Remembering September 11, Then and Now
September 11 is one of those iconic events that every American remembers differently depending on the circumstances of their life.
I was still reeling from the death of my own husband two years earlier from cancer, and now I was witnessing another community of people being thrown into grief, this time not from a relentless illness, but from an unspeakable act of violence. To know that these people were entering the depths of despair from an act of conscious will was unthinkable to me, then and still now.
But at the time the shock was too great to ask why or how or what is the meaning. Those questions didn't matter. We were all living together the human experience of lives cut short way too soon and the raw pain of death and loss and grief.
Now we are ten years removed from that awful day. No grief ever leaves completely, it becomes part of the experience with which we create our lives, and our outlook, and our hopes and dreams. Every American has incorporated this into their own personal history in a unique way.

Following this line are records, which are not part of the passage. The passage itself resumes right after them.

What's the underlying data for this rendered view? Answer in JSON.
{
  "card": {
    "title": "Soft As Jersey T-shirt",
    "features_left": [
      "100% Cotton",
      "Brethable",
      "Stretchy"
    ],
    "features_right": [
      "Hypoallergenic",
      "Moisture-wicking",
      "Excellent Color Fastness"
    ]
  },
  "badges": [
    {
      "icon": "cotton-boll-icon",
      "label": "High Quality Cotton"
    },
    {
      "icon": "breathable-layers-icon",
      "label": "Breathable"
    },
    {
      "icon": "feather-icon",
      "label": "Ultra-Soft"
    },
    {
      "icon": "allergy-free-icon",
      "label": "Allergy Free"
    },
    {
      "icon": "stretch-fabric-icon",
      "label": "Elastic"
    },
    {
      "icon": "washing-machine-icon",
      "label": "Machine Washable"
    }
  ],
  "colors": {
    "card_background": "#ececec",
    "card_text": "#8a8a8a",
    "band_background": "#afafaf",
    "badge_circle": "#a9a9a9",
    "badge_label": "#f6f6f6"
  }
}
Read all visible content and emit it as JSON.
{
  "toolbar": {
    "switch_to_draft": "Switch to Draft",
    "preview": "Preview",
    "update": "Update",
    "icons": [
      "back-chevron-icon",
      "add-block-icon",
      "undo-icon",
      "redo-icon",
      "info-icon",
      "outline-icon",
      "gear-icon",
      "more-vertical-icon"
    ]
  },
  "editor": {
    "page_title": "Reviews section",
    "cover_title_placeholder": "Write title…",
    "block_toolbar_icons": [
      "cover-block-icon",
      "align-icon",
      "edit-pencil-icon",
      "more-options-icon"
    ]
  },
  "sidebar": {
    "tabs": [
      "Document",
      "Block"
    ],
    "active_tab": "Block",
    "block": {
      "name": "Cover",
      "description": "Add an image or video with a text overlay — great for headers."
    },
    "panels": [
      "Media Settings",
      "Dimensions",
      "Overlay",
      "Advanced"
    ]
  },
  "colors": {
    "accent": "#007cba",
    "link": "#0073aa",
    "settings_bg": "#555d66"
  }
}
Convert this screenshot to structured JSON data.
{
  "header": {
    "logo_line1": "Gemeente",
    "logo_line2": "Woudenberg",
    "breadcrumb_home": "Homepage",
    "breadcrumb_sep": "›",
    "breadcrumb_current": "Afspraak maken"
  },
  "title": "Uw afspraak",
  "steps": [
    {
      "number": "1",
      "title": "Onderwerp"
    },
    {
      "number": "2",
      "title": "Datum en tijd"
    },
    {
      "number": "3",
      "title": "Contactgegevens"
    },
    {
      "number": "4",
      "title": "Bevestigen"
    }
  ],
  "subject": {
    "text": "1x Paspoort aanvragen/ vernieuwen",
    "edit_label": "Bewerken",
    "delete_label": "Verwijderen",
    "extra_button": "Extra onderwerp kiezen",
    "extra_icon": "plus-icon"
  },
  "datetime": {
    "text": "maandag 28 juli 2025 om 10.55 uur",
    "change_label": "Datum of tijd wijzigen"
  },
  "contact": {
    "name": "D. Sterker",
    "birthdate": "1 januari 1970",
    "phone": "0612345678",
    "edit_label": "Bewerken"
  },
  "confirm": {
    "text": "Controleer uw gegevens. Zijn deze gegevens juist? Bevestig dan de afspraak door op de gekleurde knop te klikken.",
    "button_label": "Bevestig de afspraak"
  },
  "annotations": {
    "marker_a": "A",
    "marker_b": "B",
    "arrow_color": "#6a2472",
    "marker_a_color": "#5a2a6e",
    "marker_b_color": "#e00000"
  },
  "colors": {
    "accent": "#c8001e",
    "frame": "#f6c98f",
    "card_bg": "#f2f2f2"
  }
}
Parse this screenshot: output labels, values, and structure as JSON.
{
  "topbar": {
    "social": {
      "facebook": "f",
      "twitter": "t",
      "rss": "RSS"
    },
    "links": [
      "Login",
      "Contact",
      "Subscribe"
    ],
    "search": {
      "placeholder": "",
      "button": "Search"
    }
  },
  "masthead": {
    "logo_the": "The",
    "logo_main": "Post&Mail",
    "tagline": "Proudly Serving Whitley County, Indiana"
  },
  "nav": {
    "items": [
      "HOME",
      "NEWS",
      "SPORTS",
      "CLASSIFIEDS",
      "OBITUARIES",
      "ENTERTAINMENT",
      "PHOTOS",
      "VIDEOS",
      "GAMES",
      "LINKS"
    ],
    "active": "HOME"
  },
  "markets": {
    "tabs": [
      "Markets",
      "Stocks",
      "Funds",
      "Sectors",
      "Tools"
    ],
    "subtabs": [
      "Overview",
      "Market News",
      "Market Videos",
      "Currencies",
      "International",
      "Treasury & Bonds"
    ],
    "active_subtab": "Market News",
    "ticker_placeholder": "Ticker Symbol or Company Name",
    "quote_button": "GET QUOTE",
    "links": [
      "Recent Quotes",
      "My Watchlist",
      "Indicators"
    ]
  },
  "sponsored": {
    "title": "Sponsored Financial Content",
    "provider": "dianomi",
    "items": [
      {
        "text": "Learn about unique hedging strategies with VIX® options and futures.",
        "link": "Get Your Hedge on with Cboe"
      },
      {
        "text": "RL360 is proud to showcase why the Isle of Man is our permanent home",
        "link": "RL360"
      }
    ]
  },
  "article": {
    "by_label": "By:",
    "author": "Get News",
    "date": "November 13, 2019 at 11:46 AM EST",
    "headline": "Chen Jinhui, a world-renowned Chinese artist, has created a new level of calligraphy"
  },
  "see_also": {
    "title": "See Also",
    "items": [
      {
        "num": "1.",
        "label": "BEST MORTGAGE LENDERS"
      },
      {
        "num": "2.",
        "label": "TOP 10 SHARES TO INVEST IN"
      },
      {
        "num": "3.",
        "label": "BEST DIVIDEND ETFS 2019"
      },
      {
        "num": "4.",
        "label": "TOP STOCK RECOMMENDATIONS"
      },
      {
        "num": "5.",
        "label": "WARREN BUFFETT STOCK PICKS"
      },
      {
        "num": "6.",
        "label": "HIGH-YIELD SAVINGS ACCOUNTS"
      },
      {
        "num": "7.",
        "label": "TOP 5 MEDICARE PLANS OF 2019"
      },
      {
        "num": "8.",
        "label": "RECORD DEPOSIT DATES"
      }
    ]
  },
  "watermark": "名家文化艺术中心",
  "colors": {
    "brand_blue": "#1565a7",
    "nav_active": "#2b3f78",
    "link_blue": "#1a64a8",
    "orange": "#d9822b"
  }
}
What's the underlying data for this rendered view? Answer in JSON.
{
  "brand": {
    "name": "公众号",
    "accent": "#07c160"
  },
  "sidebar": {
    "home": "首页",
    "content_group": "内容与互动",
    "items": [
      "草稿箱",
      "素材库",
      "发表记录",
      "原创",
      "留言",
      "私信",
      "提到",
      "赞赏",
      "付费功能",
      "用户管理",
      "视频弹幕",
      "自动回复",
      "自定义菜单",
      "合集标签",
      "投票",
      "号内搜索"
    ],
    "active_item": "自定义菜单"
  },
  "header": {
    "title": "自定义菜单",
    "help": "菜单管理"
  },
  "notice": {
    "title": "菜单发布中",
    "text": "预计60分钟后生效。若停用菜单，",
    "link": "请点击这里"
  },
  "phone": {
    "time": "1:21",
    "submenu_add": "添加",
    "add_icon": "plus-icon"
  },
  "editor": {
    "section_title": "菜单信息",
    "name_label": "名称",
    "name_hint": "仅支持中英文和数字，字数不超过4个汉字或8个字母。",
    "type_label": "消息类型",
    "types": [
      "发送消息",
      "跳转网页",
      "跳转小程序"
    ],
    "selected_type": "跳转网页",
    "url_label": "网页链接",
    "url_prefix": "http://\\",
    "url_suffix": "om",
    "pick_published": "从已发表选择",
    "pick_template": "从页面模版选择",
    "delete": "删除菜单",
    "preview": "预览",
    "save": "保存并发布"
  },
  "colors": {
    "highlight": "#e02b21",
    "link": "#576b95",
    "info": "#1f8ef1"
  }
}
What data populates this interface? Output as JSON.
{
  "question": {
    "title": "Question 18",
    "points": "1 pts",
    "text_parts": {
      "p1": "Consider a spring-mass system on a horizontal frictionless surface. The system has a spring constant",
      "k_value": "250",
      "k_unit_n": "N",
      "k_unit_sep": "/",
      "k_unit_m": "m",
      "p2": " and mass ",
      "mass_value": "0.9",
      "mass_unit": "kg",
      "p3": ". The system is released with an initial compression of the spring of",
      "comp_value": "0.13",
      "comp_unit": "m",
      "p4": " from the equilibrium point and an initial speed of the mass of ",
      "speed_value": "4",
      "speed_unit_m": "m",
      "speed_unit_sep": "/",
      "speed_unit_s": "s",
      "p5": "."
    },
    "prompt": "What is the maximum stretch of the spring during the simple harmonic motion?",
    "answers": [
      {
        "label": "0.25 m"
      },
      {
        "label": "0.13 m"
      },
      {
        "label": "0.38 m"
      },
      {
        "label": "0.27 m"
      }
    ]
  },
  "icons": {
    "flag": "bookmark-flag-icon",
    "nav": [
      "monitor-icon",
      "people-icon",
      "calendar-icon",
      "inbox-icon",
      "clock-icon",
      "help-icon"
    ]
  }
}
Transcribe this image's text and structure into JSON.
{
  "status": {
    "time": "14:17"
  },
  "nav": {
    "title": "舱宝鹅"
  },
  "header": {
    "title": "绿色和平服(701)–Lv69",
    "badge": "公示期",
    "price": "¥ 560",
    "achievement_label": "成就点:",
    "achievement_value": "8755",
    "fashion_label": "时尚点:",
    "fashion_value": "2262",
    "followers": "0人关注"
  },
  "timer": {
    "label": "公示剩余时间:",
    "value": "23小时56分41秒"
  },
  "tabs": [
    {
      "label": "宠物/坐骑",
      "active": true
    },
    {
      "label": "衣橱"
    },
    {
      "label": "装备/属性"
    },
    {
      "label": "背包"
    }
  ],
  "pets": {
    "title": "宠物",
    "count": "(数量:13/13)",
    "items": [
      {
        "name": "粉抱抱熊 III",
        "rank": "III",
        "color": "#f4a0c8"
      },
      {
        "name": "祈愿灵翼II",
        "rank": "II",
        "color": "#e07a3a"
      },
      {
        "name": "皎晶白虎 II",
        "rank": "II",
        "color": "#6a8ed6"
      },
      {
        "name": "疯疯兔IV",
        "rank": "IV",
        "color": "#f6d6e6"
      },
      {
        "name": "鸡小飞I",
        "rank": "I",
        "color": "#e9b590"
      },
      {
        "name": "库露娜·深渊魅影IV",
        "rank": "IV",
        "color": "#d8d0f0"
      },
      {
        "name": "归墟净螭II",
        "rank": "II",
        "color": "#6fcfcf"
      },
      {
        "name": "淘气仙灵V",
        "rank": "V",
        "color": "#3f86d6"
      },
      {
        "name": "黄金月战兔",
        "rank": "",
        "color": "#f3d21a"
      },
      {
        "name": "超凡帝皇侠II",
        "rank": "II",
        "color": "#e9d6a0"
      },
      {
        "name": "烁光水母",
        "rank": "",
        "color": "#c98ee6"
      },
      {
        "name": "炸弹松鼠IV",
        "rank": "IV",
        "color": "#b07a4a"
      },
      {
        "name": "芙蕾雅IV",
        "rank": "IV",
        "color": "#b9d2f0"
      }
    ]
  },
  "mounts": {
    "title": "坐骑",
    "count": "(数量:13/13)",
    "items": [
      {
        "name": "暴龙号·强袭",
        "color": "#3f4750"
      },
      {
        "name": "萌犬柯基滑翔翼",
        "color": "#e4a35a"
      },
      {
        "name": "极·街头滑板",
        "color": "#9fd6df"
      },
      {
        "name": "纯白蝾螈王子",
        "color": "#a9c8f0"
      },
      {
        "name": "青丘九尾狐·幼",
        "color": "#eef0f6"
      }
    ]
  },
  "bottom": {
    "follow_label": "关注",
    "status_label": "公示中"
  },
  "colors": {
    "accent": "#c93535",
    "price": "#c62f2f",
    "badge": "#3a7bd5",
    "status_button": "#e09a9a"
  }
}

For me, I choose to live in a society that honors those we have lost, and comforts those who suffer, and welcomes those who were once strangers but now are cherished friends. We are now touched by the reality of war, some of us with losses deeply personal, others from being in community with those who grieve. How even more urgent is the need to work for peace, to cherish diversity, to establish bonds of understanding and friendship with people in our neighborhood and across the world.
May this day of grief become a day of consolation and may we work with heart and soul to remove the scourge of war from our globe.